> _Stored data_:
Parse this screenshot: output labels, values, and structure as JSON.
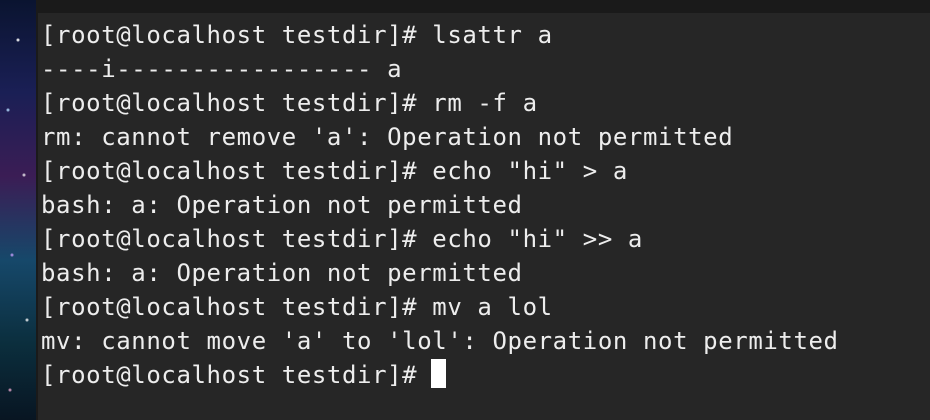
{
  "terminal": {
    "lines": [
      {
        "kind": "command",
        "text": "[root@localhost testdir]# lsattr a"
      },
      {
        "kind": "output",
        "text": "----i----------------- a"
      },
      {
        "kind": "command",
        "text": "[root@localhost testdir]# rm -f a"
      },
      {
        "kind": "output",
        "text": "rm: cannot remove 'a': Operation not permitted"
      },
      {
        "kind": "command",
        "text": "[root@localhost testdir]# echo \"hi\" > a"
      },
      {
        "kind": "output",
        "text": "bash: a: Operation not permitted"
      },
      {
        "kind": "command",
        "text": "[root@localhost testdir]# echo \"hi\" >> a"
      },
      {
        "kind": "output",
        "text": "bash: a: Operation not permitted"
      },
      {
        "kind": "command",
        "text": "[root@localhost testdir]# mv a lol"
      },
      {
        "kind": "output",
        "text": "mv: cannot move 'a' to 'lol': Operation not permitted"
      }
    ],
    "prompt": "[root@localhost testdir]#"
  }
}
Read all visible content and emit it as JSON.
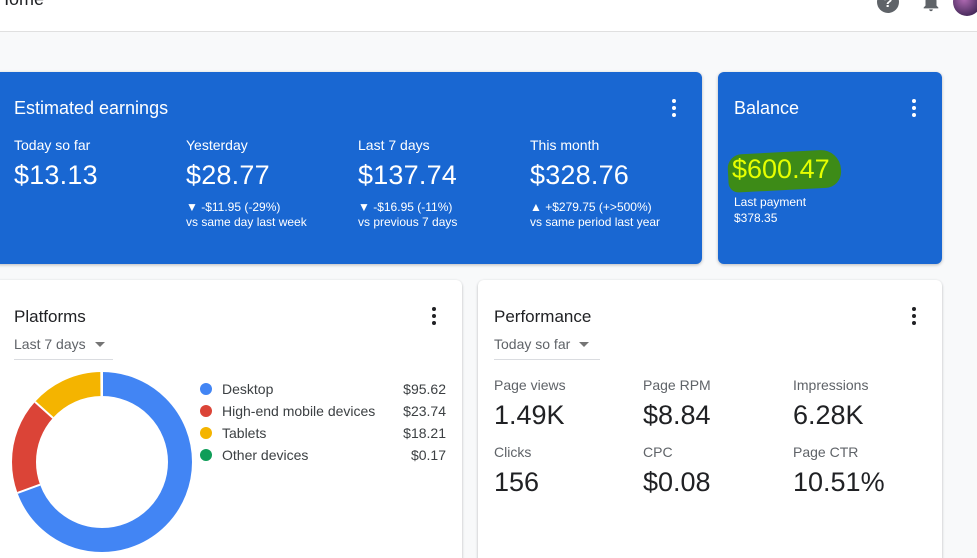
{
  "header": {
    "title": "Home"
  },
  "estimated_earnings": {
    "title": "Estimated earnings",
    "periods": [
      {
        "label": "Today so far",
        "value": "$13.13",
        "delta": "",
        "compare": ""
      },
      {
        "label": "Yesterday",
        "value": "$28.77",
        "delta": "▼ -$11.95 (-29%)",
        "compare": "vs same day last week"
      },
      {
        "label": "Last 7 days",
        "value": "$137.74",
        "delta": "▼ -$16.95 (-11%)",
        "compare": "vs previous 7 days"
      },
      {
        "label": "This month",
        "value": "$328.76",
        "delta": "▲ +$279.75 (+>500%)",
        "compare": "vs same period last year"
      }
    ]
  },
  "balance": {
    "title": "Balance",
    "value": "$600.47",
    "last_payment_label": "Last payment",
    "last_payment_value": "$378.35",
    "highlight_color": "#3d8b17",
    "value_color": "#e6ff00"
  },
  "platforms": {
    "title": "Platforms",
    "range": "Last 7 days",
    "items": [
      {
        "name": "Desktop",
        "value": "$95.62",
        "amount": 95.62,
        "color": "#4285f4"
      },
      {
        "name": "High-end mobile devices",
        "value": "$23.74",
        "amount": 23.74,
        "color": "#db4437"
      },
      {
        "name": "Tablets",
        "value": "$18.21",
        "amount": 18.21,
        "color": "#f4b400"
      },
      {
        "name": "Other devices",
        "value": "$0.17",
        "amount": 0.17,
        "color": "#0f9d58"
      }
    ]
  },
  "performance": {
    "title": "Performance",
    "range": "Today so far",
    "metrics": [
      {
        "label": "Page views",
        "value": "1.49K"
      },
      {
        "label": "Page RPM",
        "value": "$8.84"
      },
      {
        "label": "Impressions",
        "value": "6.28K"
      },
      {
        "label": "Clicks",
        "value": "156"
      },
      {
        "label": "CPC",
        "value": "$0.08"
      },
      {
        "label": "Page CTR",
        "value": "10.51%"
      }
    ]
  },
  "colors": {
    "card_blue": "#1967d2",
    "background": "#f8f9fa"
  },
  "icons": [
    "help-icon",
    "bell-icon",
    "avatar",
    "more-vert-icon",
    "dropdown-caret-icon"
  ]
}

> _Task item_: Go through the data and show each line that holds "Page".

> _Output below_:
        "label": "Page views",
        "label": "Page RPM",
        "label": "Page CTR",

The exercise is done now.